The technologies for social media, once built, were almost immediately exploited for fame and fortune.  Most everyone who uploaded “performance” videos to the internet, like to YouTube, did so in hopes of accolades and notoriety.  Our mediated world not only prizes the cult-of-celebrity, it celebrates all who embrace and champion its hegemonic powers.  The ‘purpose’ of life today is to be wealthy and well-known; all else is subordinate.  Thus leveraging the power of social media technology into ‘cults of celebrity’ seems a natural cultural phenomenon. 

Four Eyed Monsters (a publicity seeking, narcissistic partnership?) originated in Boston.  When I spoke to them during a Boston Media Makers meeting in 2005, there was no discussion beyond their own self-promotion.  For them, the power of social media was meant for one purpose only - to get famously rich.  Critical usage, ethical consideration, or education purpose were nowhere on their radar.  Everyone present at this meeting was excited to glean FEM’s secret tips on how to monetize video blogs.  The (not-so) tacit premise: Becoming  a media star was only a ‘trick’ away.  The problem: What was the trick?
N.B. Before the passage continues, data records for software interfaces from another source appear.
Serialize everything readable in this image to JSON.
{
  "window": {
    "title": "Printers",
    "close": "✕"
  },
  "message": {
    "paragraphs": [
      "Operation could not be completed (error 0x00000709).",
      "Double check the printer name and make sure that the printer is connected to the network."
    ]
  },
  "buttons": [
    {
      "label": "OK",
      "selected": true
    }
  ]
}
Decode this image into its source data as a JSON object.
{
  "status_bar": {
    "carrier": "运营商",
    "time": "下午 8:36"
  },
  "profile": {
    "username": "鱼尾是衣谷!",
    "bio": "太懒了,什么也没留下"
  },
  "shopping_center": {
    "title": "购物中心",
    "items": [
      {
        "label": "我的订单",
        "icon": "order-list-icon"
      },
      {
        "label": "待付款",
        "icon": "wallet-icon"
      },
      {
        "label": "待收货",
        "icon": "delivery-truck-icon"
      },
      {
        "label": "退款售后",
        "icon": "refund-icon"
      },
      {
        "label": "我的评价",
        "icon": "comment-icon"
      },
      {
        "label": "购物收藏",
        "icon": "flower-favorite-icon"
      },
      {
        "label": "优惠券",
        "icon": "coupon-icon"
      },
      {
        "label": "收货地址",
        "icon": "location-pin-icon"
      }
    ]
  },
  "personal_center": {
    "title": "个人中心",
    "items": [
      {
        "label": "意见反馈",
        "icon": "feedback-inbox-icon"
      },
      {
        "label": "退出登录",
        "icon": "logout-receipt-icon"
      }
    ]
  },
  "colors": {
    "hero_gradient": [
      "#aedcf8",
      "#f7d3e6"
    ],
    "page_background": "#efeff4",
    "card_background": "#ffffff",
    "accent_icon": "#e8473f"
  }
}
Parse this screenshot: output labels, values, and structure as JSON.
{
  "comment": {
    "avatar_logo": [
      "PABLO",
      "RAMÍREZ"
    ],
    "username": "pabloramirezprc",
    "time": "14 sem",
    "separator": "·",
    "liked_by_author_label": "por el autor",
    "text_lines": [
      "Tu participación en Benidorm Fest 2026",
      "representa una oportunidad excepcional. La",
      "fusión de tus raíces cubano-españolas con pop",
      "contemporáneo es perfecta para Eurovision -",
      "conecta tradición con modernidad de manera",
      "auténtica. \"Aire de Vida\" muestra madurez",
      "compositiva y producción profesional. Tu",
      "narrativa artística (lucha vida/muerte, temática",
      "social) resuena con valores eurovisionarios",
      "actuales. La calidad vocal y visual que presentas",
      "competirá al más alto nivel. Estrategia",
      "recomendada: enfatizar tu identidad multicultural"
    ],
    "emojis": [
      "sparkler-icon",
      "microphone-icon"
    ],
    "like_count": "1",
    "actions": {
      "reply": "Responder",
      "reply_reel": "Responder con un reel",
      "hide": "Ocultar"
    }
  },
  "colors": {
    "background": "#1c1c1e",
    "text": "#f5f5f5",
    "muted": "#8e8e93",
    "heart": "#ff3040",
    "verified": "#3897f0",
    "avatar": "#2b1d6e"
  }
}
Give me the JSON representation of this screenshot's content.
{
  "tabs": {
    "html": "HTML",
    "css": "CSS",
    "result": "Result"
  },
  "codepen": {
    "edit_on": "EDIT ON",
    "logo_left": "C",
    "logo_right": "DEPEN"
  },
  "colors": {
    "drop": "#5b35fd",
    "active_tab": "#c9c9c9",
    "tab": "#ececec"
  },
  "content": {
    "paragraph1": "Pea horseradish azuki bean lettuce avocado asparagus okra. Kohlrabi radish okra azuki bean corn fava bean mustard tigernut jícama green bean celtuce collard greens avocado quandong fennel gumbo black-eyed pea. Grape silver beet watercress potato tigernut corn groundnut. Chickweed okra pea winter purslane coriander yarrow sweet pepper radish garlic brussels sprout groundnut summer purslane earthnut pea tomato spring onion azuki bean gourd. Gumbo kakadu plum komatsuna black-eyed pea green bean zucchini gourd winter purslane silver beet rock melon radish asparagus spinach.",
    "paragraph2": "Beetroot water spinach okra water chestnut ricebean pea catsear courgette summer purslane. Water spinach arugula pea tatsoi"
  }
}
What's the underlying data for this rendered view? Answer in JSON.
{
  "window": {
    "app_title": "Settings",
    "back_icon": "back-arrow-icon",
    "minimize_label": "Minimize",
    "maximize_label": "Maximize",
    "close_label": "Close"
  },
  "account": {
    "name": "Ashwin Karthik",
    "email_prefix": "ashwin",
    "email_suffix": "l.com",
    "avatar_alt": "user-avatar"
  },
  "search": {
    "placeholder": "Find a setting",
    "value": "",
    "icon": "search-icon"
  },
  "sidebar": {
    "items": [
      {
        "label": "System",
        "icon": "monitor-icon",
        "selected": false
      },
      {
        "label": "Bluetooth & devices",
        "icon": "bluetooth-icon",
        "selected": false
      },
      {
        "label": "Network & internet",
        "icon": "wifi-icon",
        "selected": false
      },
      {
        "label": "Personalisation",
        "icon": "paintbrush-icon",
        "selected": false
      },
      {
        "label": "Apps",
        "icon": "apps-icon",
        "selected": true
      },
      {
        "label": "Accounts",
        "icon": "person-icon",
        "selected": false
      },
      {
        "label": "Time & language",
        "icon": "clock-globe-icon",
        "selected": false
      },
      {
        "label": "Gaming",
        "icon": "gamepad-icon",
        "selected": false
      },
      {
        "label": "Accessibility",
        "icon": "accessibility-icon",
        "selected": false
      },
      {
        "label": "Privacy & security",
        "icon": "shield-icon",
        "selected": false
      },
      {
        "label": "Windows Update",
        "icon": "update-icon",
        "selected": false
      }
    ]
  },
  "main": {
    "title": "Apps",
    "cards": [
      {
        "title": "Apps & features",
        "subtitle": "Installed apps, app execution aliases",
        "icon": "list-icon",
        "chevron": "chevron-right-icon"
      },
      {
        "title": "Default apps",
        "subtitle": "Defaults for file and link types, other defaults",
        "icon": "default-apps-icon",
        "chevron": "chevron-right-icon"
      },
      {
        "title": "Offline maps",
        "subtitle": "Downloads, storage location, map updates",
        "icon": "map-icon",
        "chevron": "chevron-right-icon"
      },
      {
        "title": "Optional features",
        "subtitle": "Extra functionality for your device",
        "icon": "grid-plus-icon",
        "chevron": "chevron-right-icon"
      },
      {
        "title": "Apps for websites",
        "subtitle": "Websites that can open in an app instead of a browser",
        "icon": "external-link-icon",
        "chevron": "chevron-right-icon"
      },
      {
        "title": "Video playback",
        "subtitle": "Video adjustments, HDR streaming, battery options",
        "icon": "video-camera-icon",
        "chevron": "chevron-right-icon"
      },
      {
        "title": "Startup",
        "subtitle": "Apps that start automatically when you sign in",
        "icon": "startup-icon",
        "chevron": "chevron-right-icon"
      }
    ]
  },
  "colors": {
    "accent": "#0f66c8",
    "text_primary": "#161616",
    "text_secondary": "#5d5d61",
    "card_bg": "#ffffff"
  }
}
Today we see endless promotion - from countless corporations - exploiting this cultural desire for celebrity.  All encourage viewers to make video of themselves, send them in, get famous and rich, get picked up by ‘big’ media. 

This is a mash-up-exercise using two main video clips.  One is from the TiVo web site featuring the winners of their silly “TiVo Ambassador” video contest.  The other clip is from a local FOX News affiliate about the popularity of video blogging (aired after vloggers petitioned the idea to FOX - for self promotion.)  Then, a variety of other clips were mixed revealing a new television story - by using TV’s own images.  We consume with a “media gaze” that feasts upon a world of manufactured celebrity.  The question:  How will we ultimately make our personal media?

Celebrity    2005  (8:20)